                            One of several rooms exhibiting the conference posters

It is located at the Badia Fiesolana complex, a former monastery established in the 10th century and situated on the Tuscan hillside overlooking the city of Florence (see:

For this year’s conference over 300 social scientists and librarians from 62 countries assembled at the EUI for 5 days to discuss topics related to information culture and science. The QQML conference is hosted in a different country every year. The official language of the QQML is English.

The old monks’ cloister, which was used by conference attendees each mid-morning to take coffee breaks

Recent scholarly contributions: Edith Campbell

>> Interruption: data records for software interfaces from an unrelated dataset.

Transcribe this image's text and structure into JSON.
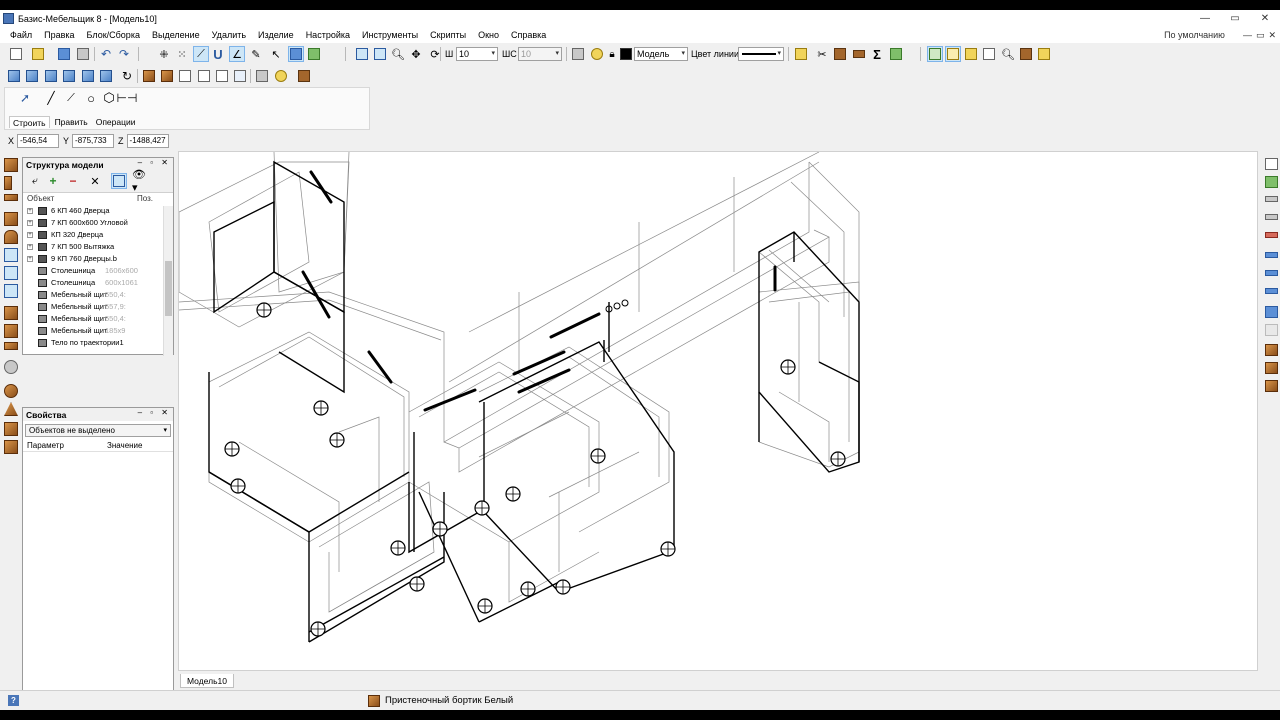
{
  "window": {
    "title": "Базис-Мебельщик 8 - [Модель10]",
    "controls": [
      "minimize-icon",
      "restore-icon",
      "close-icon"
    ],
    "inner_controls": [
      "—",
      "▭",
      "✕"
    ]
  },
  "menu": {
    "items": [
      "Файл",
      "Правка",
      "Блок/Сборка",
      "Выделение",
      "Удалить",
      "Изделие",
      "Настройка",
      "Инструменты",
      "Скрипты",
      "Окно",
      "Справка"
    ],
    "preset": "По умолчанию"
  },
  "toolbar": {
    "width_label": "Ш",
    "width_value": "10",
    "wc_label": "ШС",
    "wc_value": "10",
    "layer_value": "Модель",
    "line_color_label": "Цвет линии"
  },
  "palette": {
    "tabs": [
      "Строить",
      "Править",
      "Операции"
    ],
    "active_tab": "Строить"
  },
  "coords": {
    "x_label": "X",
    "x_value": "-546,54",
    "y_label": "Y",
    "y_value": "-875,733",
    "z_label": "Z",
    "z_value": "-1488,427"
  },
  "structure": {
    "title": "Структура модели",
    "col_object": "Объект",
    "col_pos": "Поз.",
    "rows": [
      {
        "label": "6 КП 460 Дверца",
        "dim": "",
        "expandable": true
      },
      {
        "label": "7 КП 600х600 Угловой",
        "dim": "",
        "expandable": true
      },
      {
        "label": "КП 320 Дверца",
        "dim": "",
        "expandable": true
      },
      {
        "label": "7 КП 500 Вытяжка",
        "dim": "",
        "expandable": true
      },
      {
        "label": "9 КП 760 Дверцы.b",
        "dim": "",
        "expandable": true
      },
      {
        "label": "Столешница",
        "dim": "1606x600",
        "expandable": false
      },
      {
        "label": "Столешница",
        "dim": "600x1061",
        "expandable": false
      },
      {
        "label": "Мебельный щит",
        "dim": "550,4:",
        "expandable": false
      },
      {
        "label": "Мебельный щит",
        "dim": "557,9:",
        "expandable": false
      },
      {
        "label": "Мебельный щит",
        "dim": "550,4:",
        "expandable": false
      },
      {
        "label": "Мебельный щит",
        "dim": "185x9",
        "expandable": false
      },
      {
        "label": "Тело по траектории1",
        "dim": "",
        "expandable": false
      }
    ]
  },
  "properties": {
    "title": "Свойства",
    "selection": "Объектов не выделено",
    "col_param": "Параметр",
    "col_value": "Значение"
  },
  "model_tab": "Модель10",
  "status": {
    "text": "Пристеночный бортик Белый"
  }
}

Edith Campbell (Education Librarian) recently wrote an article for School Library Journal (SLJ). It is in the online edition of the journal, with her byline dated December 19, 2018. This article also appears in SLJ’s, Be Teen.

Ms. Campbell also wrote one of SLJ’s most read articles for 2018:

Cinda May to participate in unique conference on Catholic Religious Archives

Cinda May, Chair of the Special Collections Department, will participate by invitation in the “Envisioning the Future of Catholic Religious Archives: A Working Conference” to be held at Boston College, July 11-13, 2018.

 The working conference is “a ground-breaking effort by religious leaders, archivists and historians to address preservation and access issues, to identify possible solutions and to be part of developing a national strategic plan to confront the challenge.”

The conference will consist small group activities designed to feed into a scalable national strategy to address the needs of Catholic Religious Archives.

One of the conference chairs invited Ms. May to submit an application because of her work InDiPres and digital preservation.

May 15: ISU Library to host Indiana Library Federation Regional Conference – Register now!


We are pleased to announce the content at regional conferences. Dr. Godwin Charles Ogbeide will offer the keynote on Exercising your Hospitality Intelligence at four regional conferences. Dr. Vanessa Allen-McCloud will offer a keynote on Implicit Bias and the Welcoming Library at the Northwest Regional Conference. All five regional conferences will feature hands-on skills training in computer labs and conversation among public library directors. Other sessions vary by region. 

With the exception of the directors’ session, all sessions are designed for and open to ALL staff of all types of libraries. Learn more and register today. Note that some sessions are being finalized. Group registration forms are posted. Members attend for $40; nonmembers may attend for $50.

·        Wed, 4/4 in Ft. Wayne, Allen County Public Library, main branch

·        Fri, 4/13 in Merrillville, Lake County Public Library

·        Fri, 4/20 in New Albany, New Albany-Floyd County Public Library

·        Tues, 5/15 in Terre Haute, Indiana State University

·        Fri, 5/18 in Kokomo, Indiana University-Kokomo

 Tisa M. Davis,  Communications Manager,  Indiana Library Federation, 941 East 86th Street, Suite 260, Indianapolis, IN 46240-1853 – 317-257-2040, ext. 104